At the moment, a handful of companies such as Planetary Resources, Deep Space Industries and Kepler Energy and Space Engineering have announced various strategies to reach asteroids in the inner solar system. They’ll extract metals such as iron, nickel, cobalt, and platinum and either process these in place or return them to Earth to cash in on their considerable value. The most advanced of these, Planetary Resources, says it will have prospecting platforms in place in the next decade.
Knight Frank says that while these companies’ plans may still be rough, some private investors are happy to take the long view and back interesting ventures in the early stages if they promise a nice return. “These investors tend to be relatively happy to take an element of risk and they are more able to be flexible with investments compared to corporate investors,” Liam Bailey, research director for Knight Frank told Quartz. And these investors, said Frank, tend to be in the United States, and affiliated with the technology sector.
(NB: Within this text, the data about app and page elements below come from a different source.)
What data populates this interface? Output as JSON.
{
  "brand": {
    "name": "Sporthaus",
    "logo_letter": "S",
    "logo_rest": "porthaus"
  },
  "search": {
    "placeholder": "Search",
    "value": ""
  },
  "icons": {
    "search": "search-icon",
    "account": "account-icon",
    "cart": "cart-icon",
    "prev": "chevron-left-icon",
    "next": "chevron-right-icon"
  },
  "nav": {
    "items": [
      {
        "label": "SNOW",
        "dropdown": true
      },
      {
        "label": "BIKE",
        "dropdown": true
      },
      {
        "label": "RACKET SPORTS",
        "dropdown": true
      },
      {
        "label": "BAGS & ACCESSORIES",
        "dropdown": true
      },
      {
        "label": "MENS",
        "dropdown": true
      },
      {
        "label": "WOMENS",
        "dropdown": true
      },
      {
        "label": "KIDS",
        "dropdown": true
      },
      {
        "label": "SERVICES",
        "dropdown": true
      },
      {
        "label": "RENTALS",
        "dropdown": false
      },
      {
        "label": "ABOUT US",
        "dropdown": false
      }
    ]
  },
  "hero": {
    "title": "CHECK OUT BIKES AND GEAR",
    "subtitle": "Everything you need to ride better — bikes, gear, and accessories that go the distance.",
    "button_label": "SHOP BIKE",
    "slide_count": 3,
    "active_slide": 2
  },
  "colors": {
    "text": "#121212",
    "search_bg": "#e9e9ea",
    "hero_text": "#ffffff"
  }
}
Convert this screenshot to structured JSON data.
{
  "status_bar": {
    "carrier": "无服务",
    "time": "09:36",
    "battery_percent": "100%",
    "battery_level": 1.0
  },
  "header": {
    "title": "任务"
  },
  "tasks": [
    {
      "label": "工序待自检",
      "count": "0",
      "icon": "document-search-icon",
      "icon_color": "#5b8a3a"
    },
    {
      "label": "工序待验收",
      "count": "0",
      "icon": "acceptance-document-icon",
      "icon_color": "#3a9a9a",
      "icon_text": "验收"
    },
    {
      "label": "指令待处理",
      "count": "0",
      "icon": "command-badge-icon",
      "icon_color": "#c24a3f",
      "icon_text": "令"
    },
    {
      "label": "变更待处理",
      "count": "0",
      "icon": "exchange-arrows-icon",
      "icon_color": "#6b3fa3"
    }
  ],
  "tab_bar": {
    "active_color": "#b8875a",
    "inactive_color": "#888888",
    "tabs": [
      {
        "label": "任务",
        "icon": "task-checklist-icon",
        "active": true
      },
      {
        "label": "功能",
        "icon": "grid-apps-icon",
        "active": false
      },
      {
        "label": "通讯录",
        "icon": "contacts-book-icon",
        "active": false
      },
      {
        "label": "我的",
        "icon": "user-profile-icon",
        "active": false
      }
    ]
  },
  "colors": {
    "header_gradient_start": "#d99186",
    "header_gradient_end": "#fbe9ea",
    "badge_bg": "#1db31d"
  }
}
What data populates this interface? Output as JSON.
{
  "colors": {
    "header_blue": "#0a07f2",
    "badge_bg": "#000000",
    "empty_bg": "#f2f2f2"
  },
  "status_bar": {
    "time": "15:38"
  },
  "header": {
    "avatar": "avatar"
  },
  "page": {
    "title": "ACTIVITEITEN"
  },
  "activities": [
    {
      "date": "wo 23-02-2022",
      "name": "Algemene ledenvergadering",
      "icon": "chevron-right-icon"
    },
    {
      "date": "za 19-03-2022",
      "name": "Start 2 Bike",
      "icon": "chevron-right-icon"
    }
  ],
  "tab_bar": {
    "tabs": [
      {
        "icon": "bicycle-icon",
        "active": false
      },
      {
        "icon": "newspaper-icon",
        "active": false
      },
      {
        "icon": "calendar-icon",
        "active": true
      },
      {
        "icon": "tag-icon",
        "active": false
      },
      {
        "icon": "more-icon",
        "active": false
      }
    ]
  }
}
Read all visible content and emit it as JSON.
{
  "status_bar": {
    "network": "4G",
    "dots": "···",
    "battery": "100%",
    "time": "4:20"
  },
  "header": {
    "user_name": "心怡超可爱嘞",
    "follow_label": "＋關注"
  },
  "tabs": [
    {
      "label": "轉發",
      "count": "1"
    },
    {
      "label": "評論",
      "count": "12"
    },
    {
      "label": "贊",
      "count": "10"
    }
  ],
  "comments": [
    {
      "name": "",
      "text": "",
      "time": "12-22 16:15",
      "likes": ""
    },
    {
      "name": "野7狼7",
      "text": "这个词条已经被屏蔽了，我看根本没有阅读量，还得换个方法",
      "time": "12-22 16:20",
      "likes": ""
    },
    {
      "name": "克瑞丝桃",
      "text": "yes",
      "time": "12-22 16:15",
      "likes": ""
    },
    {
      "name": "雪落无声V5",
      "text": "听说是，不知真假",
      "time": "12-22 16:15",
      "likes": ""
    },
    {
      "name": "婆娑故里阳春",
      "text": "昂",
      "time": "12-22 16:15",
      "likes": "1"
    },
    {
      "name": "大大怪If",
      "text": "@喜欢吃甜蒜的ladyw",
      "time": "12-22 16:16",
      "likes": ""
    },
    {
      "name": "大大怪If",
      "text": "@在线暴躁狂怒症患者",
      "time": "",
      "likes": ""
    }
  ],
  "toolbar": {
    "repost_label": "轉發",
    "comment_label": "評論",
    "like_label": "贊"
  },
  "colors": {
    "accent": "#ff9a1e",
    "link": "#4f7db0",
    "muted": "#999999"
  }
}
In space, no one can read the fine print
In this case, the elements of risk UHNWIs favor are substantial. Setting aside the technical hurdles, the economic issues surrounding asteroid mining remain fraught with difficulty. While the valuable minerals may be in space, the markets in which they are valued are on Earth, and suddenly bringing large quantities of platinum to market, for instance, would drive down prices, undercutting the ability to use it to fund astoundingly expensive missions.
Also, there is no substantial law on who can claim what objects or resources in space, beyond the 1967 Outer Space Treaty that declared space open for most kinds of exploitation, so long as “states” clean up their mess, leaving no contamination or dangerous objects that could harm others. Private companies weren’t contemplated in the Treaty, leaving a lot open to interpretation.
Perhaps most attractive to UHNWIs, there is also no formal law clearly defining taxation of profits from asteroid mining, though some legal experts contend there is current US law that could be adapted to cover it, albeit only for American citizens. Given the interest in offshoring business and assets among the ultra rich technorati, it seems unlikely that congress would ultimately be able to pin down tax liability, labor rules or much else if these companies decide to exercise their technical genius to seastead, build a jungle city, or find a nice island to operate from.
In the meantime, Knight Frank has provided an asteroid cheat sheet to keep UHNWIs’ eyes on the prize. The most recent, asteroid 1999 JV6, unfortunately just slipped past in January with an estimated worth of $1.43 trillion, or an estimated mining profit of about $190 billion based on what asteroid tracking database Asterank thinks can be retrieved. Not to worry though, 1999 JV6 will pass near Earth again in January 2015 and again every January for the next seven years.